A proposed federal upstream oil and gas emissions cap and new methane regulations could cost an extra $7-9 billion in compliance costs. The feds says the reduction of methane emissions is among the lowest cost ways to reduce greenhouse gas emissions.
Natural Gas Flare
A proposed federal upstream oil and gas emissions cap and new methane regulations could cost billions to comply with.

YORKTON — The provincial government says it estimates the proposed federal upstream oil and gas emissions cap and new methane will cost $7-9 billion in compliance costs.

The changes, which are now under the province’s Economic Assessment Tribunal’s review, “are unnecessary, costly and create uncertainty for investors and operators... creating significant negative impacts directly on oil and gas producers resulting in potential job losses,” a spokesperson with the provincial Ministry of Energy and Resources wrote in an email.

With no consideration taken into Saskatchewan’s unique geology and economics of operating, the cap will “shut-in” the province’s oil and gas production, impacting the revenues it generates that help fund hospitals, schools, roads and other critical services, says the ministry.

“The framework also fails to outline how emissions allowances will be calculated and allocated, which makes it extremely challenging to estimate the price of traded emissions and impact of the cap,” said the press release on April 8.

The government has 60 days to release the Tribunal’s report – due on Sept. 3, 2024 – to the public.

“Their [the federal government’s] imposition, with no consultation, is another example of gross federal overreach into provincial jurisdiction and flies in the face of growing momentum against federal regulation of specific provincial industries by the courts,” said Justice Minister and Attorney General Bronwyn Eyre in the press release. “It is also our position that a cap-and-trade system does not fit under the federal criminal law power.”

The federal response

“Saskatchewan has an equivalency agreement with the federal government for existing federal regulations and can decide to pursue a similar arrangement for the proposed regulations, which, if approved by Governor in Council, would have federal regulations stand down in the province,” wrote a spokesperson with Environment and Climate Change Canada (ECCC) in an email in response.

“As the country’s largest source of greenhouse gas emissions and the only major source that continues to grow, decarbonizing the oil and gas sector is critical to achieving Canada’s emission reduction targets.

“The sector is also an economic powerhouse, proven innovator and source of good paying jobs.”

Environment Canada says the reduction of methane emissions is among the lowest cost ways to reduce greenhouse gas emissions.

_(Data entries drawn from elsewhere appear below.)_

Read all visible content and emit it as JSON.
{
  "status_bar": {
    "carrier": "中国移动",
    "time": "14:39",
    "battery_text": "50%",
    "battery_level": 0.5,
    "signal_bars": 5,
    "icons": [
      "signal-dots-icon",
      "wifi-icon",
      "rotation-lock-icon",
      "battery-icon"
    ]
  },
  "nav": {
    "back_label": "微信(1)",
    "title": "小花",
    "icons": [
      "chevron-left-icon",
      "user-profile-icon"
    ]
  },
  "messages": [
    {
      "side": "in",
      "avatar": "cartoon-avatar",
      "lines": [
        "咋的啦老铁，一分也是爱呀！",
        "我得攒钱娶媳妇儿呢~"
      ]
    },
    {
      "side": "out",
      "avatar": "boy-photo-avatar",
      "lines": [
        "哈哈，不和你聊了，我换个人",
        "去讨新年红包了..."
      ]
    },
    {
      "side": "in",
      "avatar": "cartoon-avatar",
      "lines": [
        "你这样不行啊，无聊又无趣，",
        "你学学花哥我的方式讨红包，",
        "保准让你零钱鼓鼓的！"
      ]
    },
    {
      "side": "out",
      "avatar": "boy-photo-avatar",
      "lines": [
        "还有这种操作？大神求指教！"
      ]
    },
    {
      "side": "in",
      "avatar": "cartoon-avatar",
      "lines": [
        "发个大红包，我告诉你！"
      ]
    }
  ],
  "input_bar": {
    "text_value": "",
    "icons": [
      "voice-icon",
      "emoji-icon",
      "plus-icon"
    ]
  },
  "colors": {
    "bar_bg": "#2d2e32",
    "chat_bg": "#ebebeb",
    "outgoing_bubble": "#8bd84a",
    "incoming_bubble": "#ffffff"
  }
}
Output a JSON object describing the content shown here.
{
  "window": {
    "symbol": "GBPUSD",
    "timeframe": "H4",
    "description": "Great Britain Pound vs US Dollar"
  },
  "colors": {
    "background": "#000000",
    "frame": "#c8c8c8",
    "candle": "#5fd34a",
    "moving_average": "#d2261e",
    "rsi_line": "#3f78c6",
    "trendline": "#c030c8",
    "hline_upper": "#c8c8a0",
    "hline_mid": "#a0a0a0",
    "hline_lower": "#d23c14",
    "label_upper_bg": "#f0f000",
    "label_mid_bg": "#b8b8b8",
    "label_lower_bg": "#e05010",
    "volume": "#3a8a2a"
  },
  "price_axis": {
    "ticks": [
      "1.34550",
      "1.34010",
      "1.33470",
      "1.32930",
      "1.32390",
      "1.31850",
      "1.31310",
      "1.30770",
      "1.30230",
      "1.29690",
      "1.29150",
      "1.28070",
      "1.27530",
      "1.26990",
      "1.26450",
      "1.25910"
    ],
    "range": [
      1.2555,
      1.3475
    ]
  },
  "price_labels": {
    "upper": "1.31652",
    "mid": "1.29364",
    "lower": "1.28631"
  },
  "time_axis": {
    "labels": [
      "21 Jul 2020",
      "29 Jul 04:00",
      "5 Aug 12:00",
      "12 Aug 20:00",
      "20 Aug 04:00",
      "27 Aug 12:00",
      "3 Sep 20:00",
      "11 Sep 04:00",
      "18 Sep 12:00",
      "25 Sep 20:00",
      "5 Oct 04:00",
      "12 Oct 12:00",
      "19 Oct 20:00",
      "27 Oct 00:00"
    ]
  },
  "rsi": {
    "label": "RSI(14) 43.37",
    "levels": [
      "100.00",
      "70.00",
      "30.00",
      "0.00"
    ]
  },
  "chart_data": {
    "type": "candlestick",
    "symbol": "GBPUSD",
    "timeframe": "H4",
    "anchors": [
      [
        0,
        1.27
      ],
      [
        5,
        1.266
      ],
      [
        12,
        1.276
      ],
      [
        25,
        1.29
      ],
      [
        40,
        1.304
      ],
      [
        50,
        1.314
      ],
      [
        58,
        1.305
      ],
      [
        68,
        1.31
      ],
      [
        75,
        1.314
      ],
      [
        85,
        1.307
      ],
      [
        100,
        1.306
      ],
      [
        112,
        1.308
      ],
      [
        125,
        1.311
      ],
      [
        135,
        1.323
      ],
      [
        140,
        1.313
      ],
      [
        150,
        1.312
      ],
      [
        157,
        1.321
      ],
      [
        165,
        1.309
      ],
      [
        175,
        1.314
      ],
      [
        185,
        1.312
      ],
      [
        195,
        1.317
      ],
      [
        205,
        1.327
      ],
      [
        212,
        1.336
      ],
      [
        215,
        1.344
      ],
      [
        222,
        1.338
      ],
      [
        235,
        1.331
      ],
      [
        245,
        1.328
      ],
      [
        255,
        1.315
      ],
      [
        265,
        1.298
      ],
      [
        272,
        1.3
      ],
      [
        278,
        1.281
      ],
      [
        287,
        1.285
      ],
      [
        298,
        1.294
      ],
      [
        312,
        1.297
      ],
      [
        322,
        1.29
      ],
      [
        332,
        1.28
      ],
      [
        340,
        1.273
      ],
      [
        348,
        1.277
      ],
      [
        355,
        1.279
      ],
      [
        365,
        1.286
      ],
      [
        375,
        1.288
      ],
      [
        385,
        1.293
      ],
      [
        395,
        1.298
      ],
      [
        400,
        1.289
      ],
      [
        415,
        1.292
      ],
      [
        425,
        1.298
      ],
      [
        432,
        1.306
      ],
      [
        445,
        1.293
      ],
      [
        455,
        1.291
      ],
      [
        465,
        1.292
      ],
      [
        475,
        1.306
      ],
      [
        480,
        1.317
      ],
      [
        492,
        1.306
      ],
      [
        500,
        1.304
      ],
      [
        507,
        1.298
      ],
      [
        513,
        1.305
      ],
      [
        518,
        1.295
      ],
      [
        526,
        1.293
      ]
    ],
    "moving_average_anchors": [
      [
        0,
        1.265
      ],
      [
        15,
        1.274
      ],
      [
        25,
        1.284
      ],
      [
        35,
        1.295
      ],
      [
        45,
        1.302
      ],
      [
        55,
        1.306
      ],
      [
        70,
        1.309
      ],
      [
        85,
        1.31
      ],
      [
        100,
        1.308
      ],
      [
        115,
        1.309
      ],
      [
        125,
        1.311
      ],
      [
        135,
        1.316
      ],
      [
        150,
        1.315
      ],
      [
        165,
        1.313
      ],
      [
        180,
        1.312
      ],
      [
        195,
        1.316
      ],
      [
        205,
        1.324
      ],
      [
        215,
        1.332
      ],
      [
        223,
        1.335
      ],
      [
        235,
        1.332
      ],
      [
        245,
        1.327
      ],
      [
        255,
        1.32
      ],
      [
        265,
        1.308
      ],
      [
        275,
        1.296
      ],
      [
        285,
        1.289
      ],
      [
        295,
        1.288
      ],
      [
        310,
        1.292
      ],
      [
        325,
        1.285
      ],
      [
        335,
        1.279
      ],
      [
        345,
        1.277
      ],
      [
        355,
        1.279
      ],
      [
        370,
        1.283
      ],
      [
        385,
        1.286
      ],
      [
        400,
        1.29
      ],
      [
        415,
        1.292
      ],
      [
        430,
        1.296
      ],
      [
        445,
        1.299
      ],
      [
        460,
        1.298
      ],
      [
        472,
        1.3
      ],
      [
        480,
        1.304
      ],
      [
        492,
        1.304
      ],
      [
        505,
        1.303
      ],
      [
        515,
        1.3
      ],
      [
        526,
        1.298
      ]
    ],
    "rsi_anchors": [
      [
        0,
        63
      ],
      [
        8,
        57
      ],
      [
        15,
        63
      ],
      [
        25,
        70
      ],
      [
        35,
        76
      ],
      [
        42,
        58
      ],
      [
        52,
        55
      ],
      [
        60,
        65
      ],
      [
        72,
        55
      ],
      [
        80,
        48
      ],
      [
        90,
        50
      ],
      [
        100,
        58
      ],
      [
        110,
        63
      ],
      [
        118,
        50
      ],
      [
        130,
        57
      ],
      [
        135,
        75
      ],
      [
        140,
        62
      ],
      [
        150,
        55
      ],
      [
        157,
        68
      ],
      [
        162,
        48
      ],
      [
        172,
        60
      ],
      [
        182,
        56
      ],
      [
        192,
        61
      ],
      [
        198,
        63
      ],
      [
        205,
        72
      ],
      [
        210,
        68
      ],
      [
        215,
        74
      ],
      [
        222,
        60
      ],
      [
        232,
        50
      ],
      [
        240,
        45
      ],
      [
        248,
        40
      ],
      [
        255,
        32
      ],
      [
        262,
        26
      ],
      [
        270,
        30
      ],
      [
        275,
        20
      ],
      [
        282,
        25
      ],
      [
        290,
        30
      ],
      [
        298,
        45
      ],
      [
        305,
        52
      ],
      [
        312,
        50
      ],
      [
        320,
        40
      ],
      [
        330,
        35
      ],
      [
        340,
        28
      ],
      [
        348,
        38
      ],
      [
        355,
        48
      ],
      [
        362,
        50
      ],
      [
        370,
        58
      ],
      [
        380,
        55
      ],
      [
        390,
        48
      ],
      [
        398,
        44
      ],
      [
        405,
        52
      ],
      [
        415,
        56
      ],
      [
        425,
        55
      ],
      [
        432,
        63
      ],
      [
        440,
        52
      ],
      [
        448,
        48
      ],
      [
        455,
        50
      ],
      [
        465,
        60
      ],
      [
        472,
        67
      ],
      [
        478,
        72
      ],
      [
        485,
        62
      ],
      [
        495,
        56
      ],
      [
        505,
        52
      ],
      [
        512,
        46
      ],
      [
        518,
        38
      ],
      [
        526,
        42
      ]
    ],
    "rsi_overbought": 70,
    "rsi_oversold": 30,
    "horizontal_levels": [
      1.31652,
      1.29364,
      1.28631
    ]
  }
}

According to the regulatory impact assessment statement prepared for the draft version of the regulations, the proposed regulations will have a cost of about $70/tonne of CO2 equivalent reductions, wrote the federal government’s spokesperson in an email.

The Government of Canada plans to finalize these regulations by the end of 2024.

“ECCC has conducted significant engagement with the major oil and gas-producing provinces including Saskatchewan on the amendment to the oil and gas methane regulations, and discussions are ongoing,” wrote the spokesperson.

‘Balance, pragmatism, and incentives required instead of punitive measures’

The existing made-in-Saskatchewan approach to methane has reduced reported emissions from upstream oil facility venting and flaring by 64 per cent below 2015 levels, including a 70 per cent reduction in methane emissions from those sources, the Ministry of Energy and Resources reported.

Tristan Goodman, president at the , a public policy advocacy organization that represents independent oil and gas companies globally, said in the press release that the changes are “unacceptable” given the success stories in the federal government’s own data.

Its further consequences, Goodman says, may include “constitutional challenges.”
“To ensure Canadian producers can continue to responsibly produce the affordable and reliable energy that Canada and the world needs, while continuing to advance clean technology projects, our sector must compete for investment,” he said.

“...this requires balance, pragmatism, and incentives instead of punitive measures that further damage Canada's reputation as a place where projects are far too expensive, goalposts are uncertain, and environmental performance is not recognized.”

Canada as part of global effort in reducing methane emissions

These regulations are part of Government of Canada’s broader  and aligns with the Government of Canada’s support for the , where signatories committed to a collective effort to reduce methane emissions across economic sectors by at least 30 per cent below 2020 levels by 2030, wrote the spokesperson with Environment and Climate Change Canada

According to Environment Canada, the proposed changes are part of measures taken with the global movement decarbonizing the oil and gas sector:

  • The United States government published in December 2023.  This is in addition to the U.S. Congress’ imposition of a national methane fee.
  • On May 27, the European Union released for its oil and gas sector.
  • Other major oil and gas-producing countries including Brazil have announced their intent to implement regulations.
  • At COP28 in Dubai, 50 of the world’s major oil and gas companies, including Saudi Aramaco, Shell, Totale, BP and Petrobas, publicly committed to achieve near zero methane emissions and zero routine flaring by 2030.

In compliance with the federal proposal, the initial estimate of the provincial risk assessment between $7 billion and $9 billion by 2030, the provincial Ministry of Energy and Resources says, does not include the broader economic impact on jobs, investment and GDP.

“Under the Saskatchewan First Act, findings by the independent Tribunal can be used as evidence in court. Panel members will review the economic impact of implementing the regulations, including the anticipated impact on investment, production, and royalty tax revenues, costs required to comply with the new federal regulations, and overall economic impact,” wrote the provincial ministry spokesperson.